[What is required] While copying the entries exactly, leave out each picture they contain.

Data records:
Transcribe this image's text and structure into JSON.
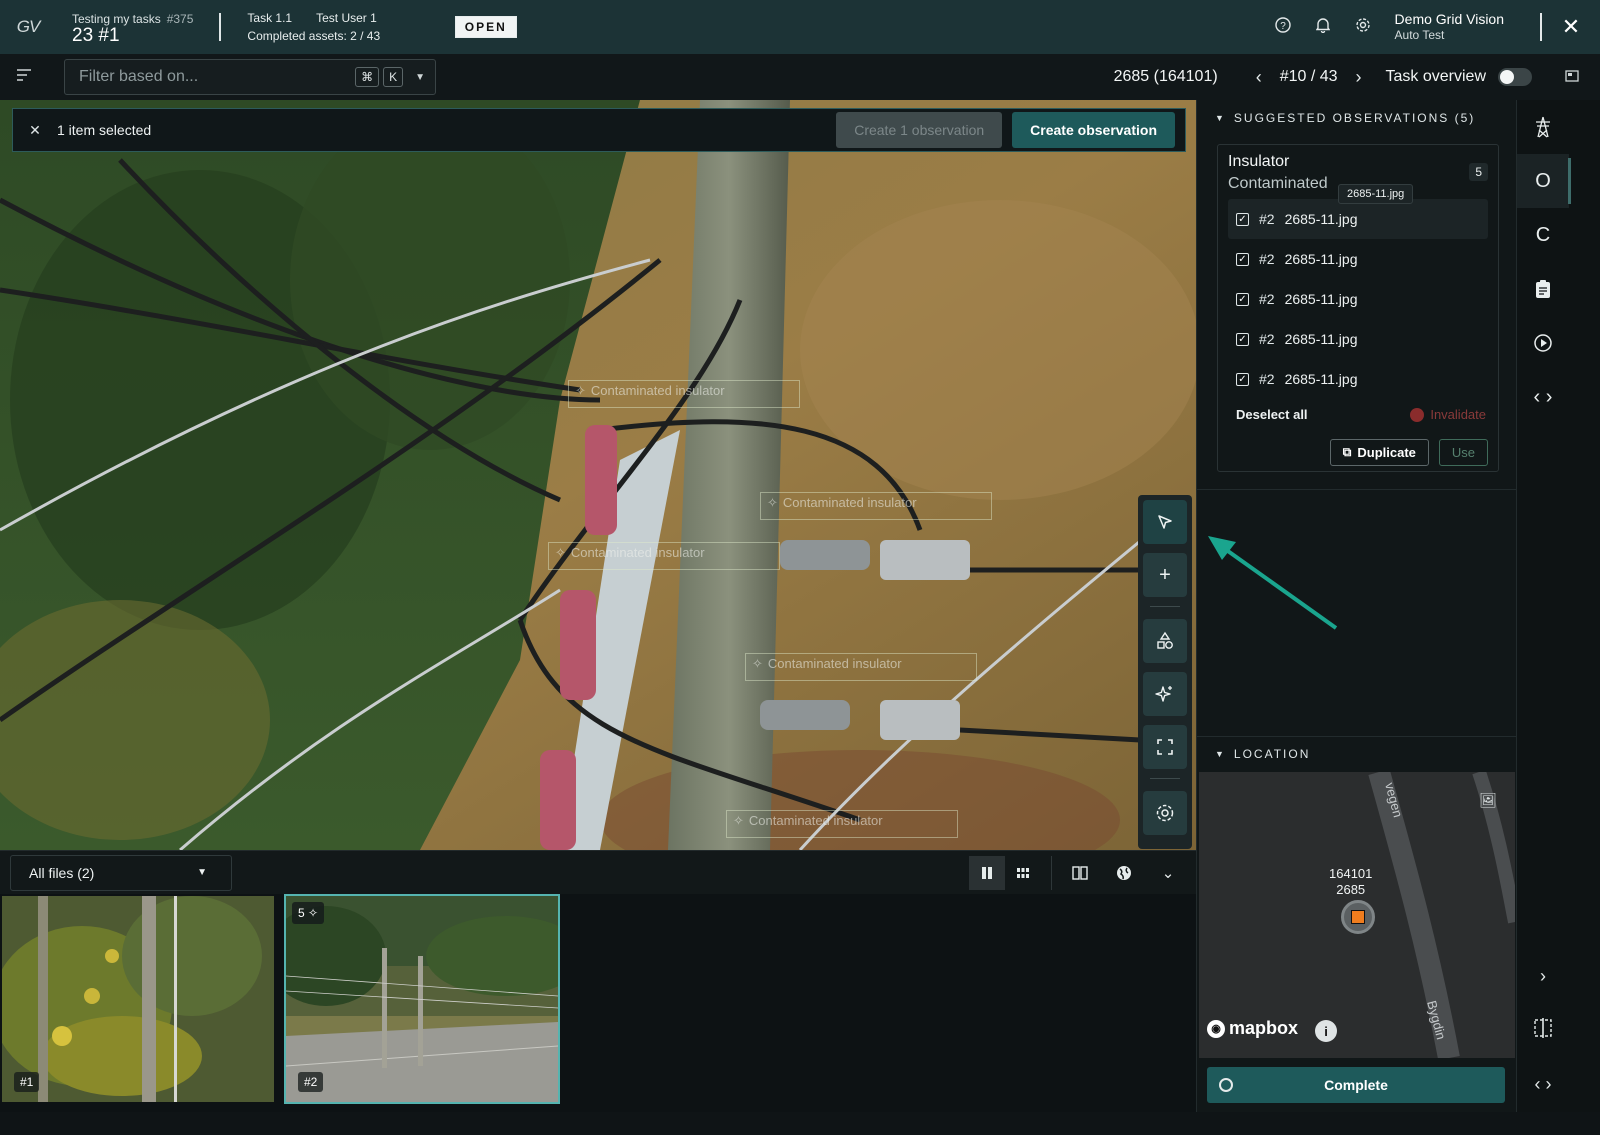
{
  "header": {
    "logo": "GV",
    "project_name": "Testing my tasks",
    "project_id": "#375",
    "task_number": "23 #1",
    "task_name": "Task 1.1",
    "assignee": "Test User 1",
    "completed_assets": "Completed assets: 2 / 43",
    "status_badge": "OPEN",
    "org_name": "Demo Grid Vision",
    "user_role": "Auto Test"
  },
  "toolbar": {
    "filter_placeholder": "Filter based on...",
    "shortcut_cmd": "⌘",
    "shortcut_key": "K",
    "asset_id": "2685 (164101)",
    "asset_position": "#10 / 43",
    "task_overview_label": "Task overview"
  },
  "viewer": {
    "selection_text": "1 item selected",
    "create_one_label": "Create 1 observation",
    "create_label": "Create observation",
    "annotations": [
      "Contaminated insulator",
      "Contaminated insulator",
      "Contaminated insulator",
      "Contaminated insulator",
      "Contaminated insulator"
    ]
  },
  "filmstrip": {
    "file_filter": "All files (2)",
    "thumbs": [
      {
        "label": "#1"
      },
      {
        "label": "#2",
        "badge": "5"
      }
    ]
  },
  "panel": {
    "suggested_header": "SUGGESTED OBSERVATIONS (5)",
    "obs_title": "Insulator",
    "obs_subtitle": "Contaminated",
    "obs_count": "5",
    "tooltip": "2685-11.jpg",
    "files": [
      {
        "num": "#2",
        "name": "2685-11.jpg"
      },
      {
        "num": "#2",
        "name": "2685-11.jpg"
      },
      {
        "num": "#2",
        "name": "2685-11.jpg"
      },
      {
        "num": "#2",
        "name": "2685-11.jpg"
      },
      {
        "num": "#2",
        "name": "2685-11.jpg"
      }
    ],
    "deselect_label": "Deselect all",
    "invalidate_label": "Invalidate",
    "duplicate_label": "Duplicate",
    "use_label": "Use",
    "location_header": "LOCATION",
    "map_label_line1": "164101",
    "map_label_line2": "2685",
    "map_road_1": "vegen",
    "map_road_2": "Bygdin",
    "map_attribution": "mapbox",
    "complete_label": "Complete"
  },
  "rail": {
    "items": [
      "tower-icon",
      "O",
      "C",
      "clipboard-icon",
      "history-icon",
      "code-icon"
    ]
  },
  "colors": {
    "header_bg": "#1c3336",
    "accent": "#1e5a5b",
    "marker": "#f07d1e",
    "annotation_arrow": "#1aa58e"
  }
}
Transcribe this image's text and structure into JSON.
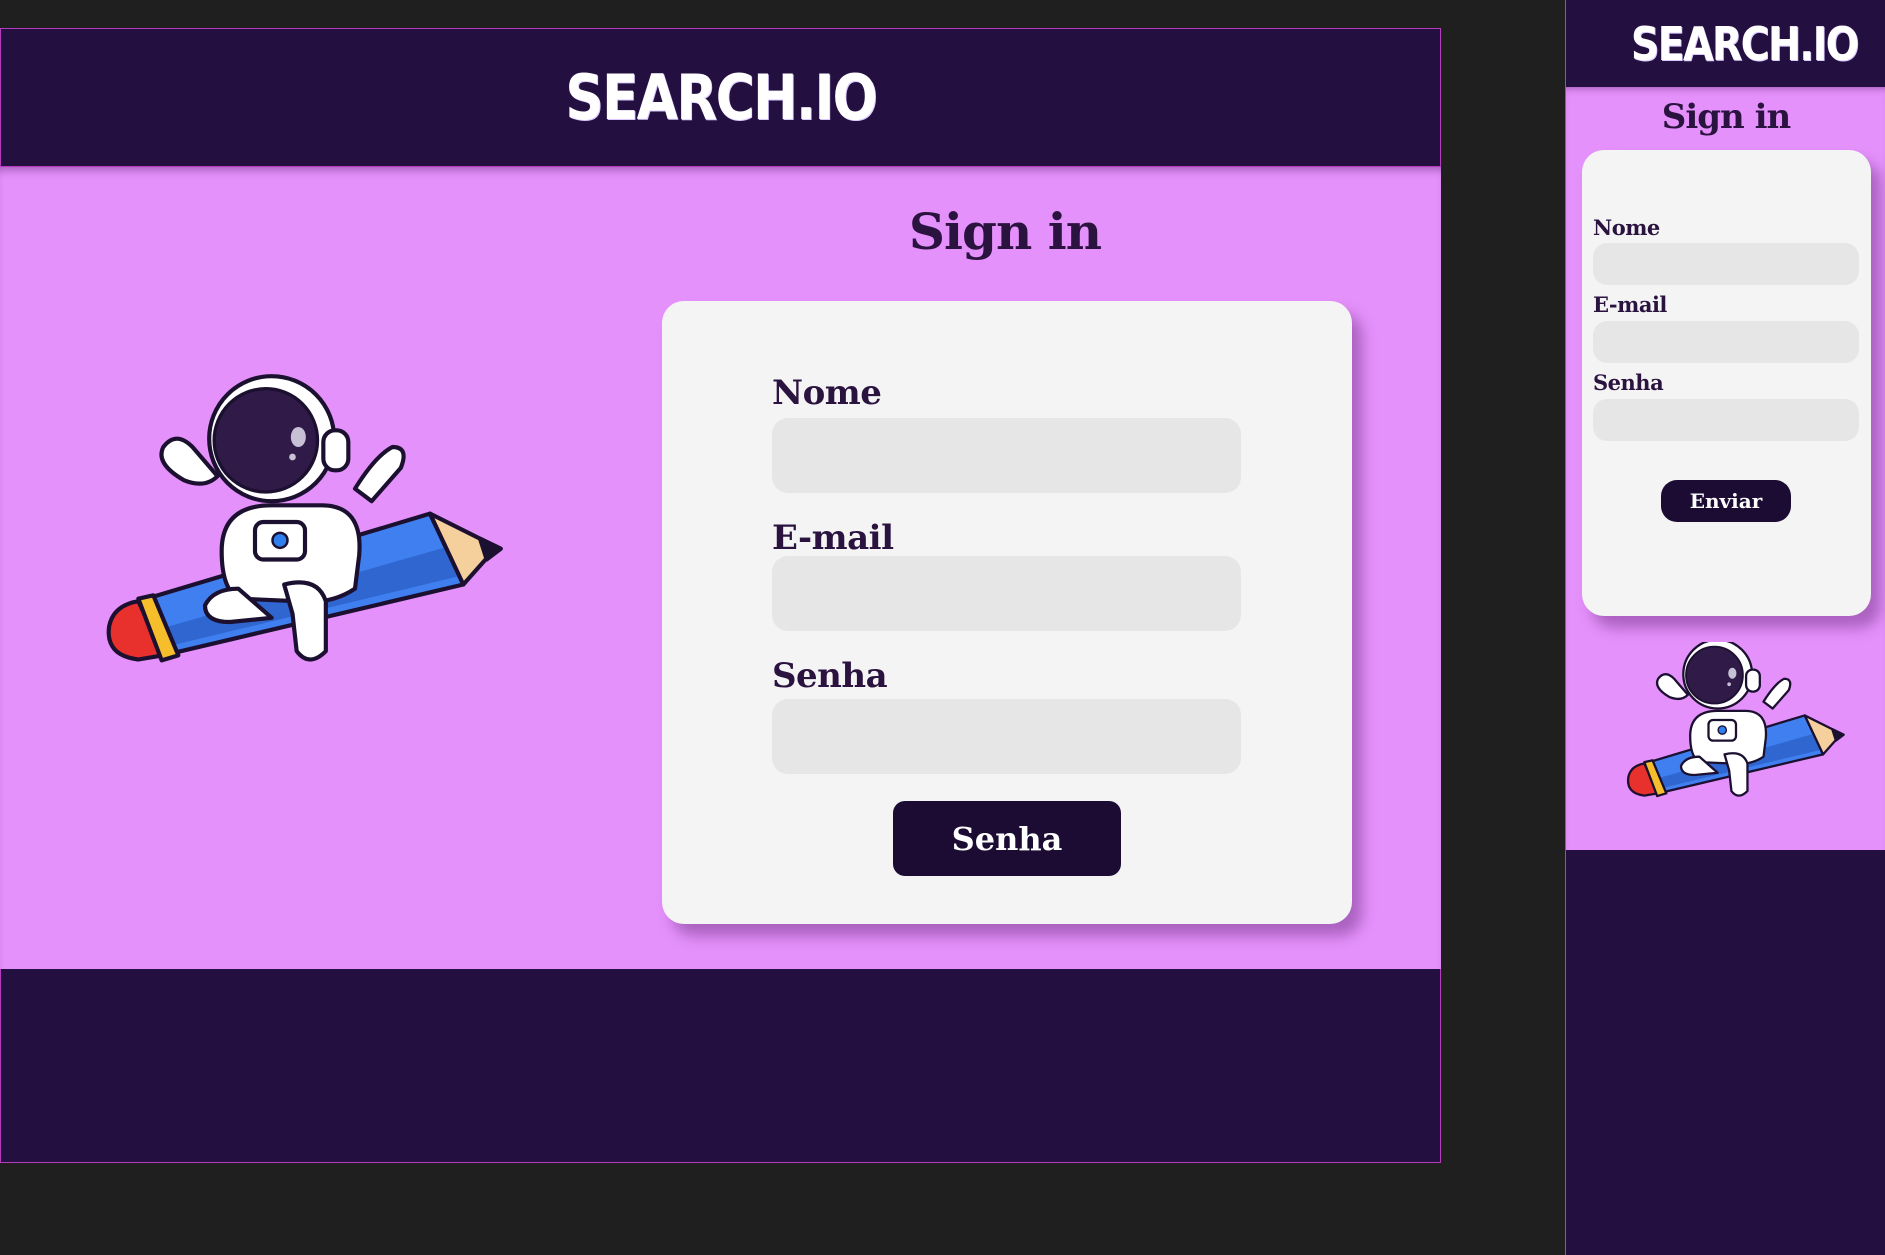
{
  "desktop": {
    "brand": "SEARCH.IO",
    "title": "Sign in",
    "form": {
      "name_label": "Nome",
      "email_label": "E-mail",
      "password_label": "Senha",
      "submit_label": "Senha"
    },
    "illustration": "astronaut-riding-pencil-illustration"
  },
  "mobile": {
    "brand": "SEARCH.IO",
    "title": "Sign in",
    "form": {
      "name_label": "Nome",
      "email_label": "E-mail",
      "password_label": "Senha",
      "submit_label": "Enviar"
    },
    "illustration": "astronaut-riding-pencil-illustration"
  },
  "colors": {
    "header_bg": "#241040",
    "main_bg": "#e591fb",
    "card_bg": "#f4f4f4",
    "input_bg": "#e6e6e6",
    "button_bg": "#1c0c33",
    "text_dark": "#2b1340"
  }
}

[Task answer]
Transcribe this image's text and structure into JSON.
{
  "header": {
    "logo": "GV",
    "project_name": "Testing my tasks",
    "project_id": "#375",
    "task_number": "23 #1",
    "task_name": "Task 1.1",
    "assignee": "Test User 1",
    "completed_assets": "Completed assets: 2 / 43",
    "status_badge": "OPEN",
    "org_name": "Demo Grid Vision",
    "user_role": "Auto Test"
  },
  "toolbar": {
    "filter_placeholder": "Filter based on...",
    "shortcut_cmd": "⌘",
    "shortcut_key": "K",
    "asset_id": "2685 (164101)",
    "asset_position": "#10 / 43",
    "task_overview_label": "Task overview"
  },
  "viewer": {
    "selection_text": "1 item selected",
    "create_one_label": "Create 1 observation",
    "create_label": "Create observation",
    "annotations": [
      "Contaminated insulator",
      "Contaminated insulator",
      "Contaminated insulator",
      "Contaminated insulator",
      "Contaminated insulator"
    ]
  },
  "filmstrip": {
    "file_filter": "All files (2)",
    "thumbs": [
      {
        "label": "#1"
      },
      {
        "label": "#2",
        "badge": "5"
      }
    ]
  },
  "panel": {
    "suggested_header": "SUGGESTED OBSERVATIONS (5)",
    "obs_title": "Insulator",
    "obs_subtitle": "Contaminated",
    "obs_count": "5",
    "tooltip": "2685-11.jpg",
    "files": [
      {
        "num": "#2",
        "name": "2685-11.jpg"
      },
      {
        "num": "#2",
        "name": "2685-11.jpg"
      },
      {
        "num": "#2",
        "name": "2685-11.jpg"
      },
      {
        "num": "#2",
        "name": "2685-11.jpg"
      },
      {
        "num": "#2",
        "name": "2685-11.jpg"
      }
    ],
    "deselect_label": "Deselect all",
    "invalidate_label": "Invalidate",
    "duplicate_label": "Duplicate",
    "use_label": "Use",
    "location_header": "LOCATION",
    "map_label_line1": "164101",
    "map_label_line2": "2685",
    "map_road_1": "vegen",
    "map_road_2": "Bygdin",
    "map_attribution": "mapbox",
    "complete_label": "Complete"
  },
  "rail": {
    "items": [
      "tower-icon",
      "O",
      "C",
      "clipboard-icon",
      "history-icon",
      "code-icon"
    ]
  },
  "colors": {
    "header_bg": "#1c3336",
    "accent": "#1e5a5b",
    "marker": "#f07d1e",
    "annotation_arrow": "#1aa58e"
  }
}
Transcribe this image's text and structure into JSON.
{
  "desktop": {
    "brand": "SEARCH.IO",
    "title": "Sign in",
    "form": {
      "name_label": "Nome",
      "email_label": "E-mail",
      "password_label": "Senha",
      "submit_label": "Senha"
    },
    "illustration": "astronaut-riding-pencil-illustration"
  },
  "mobile": {
    "brand": "SEARCH.IO",
    "title": "Sign in",
    "form": {
      "name_label": "Nome",
      "email_label": "E-mail",
      "password_label": "Senha",
      "submit_label": "Enviar"
    },
    "illustration": "astronaut-riding-pencil-illustration"
  },
  "colors": {
    "header_bg": "#241040",
    "main_bg": "#e591fb",
    "card_bg": "#f4f4f4",
    "input_bg": "#e6e6e6",
    "button_bg": "#1c0c33",
    "text_dark": "#2b1340"
  }
}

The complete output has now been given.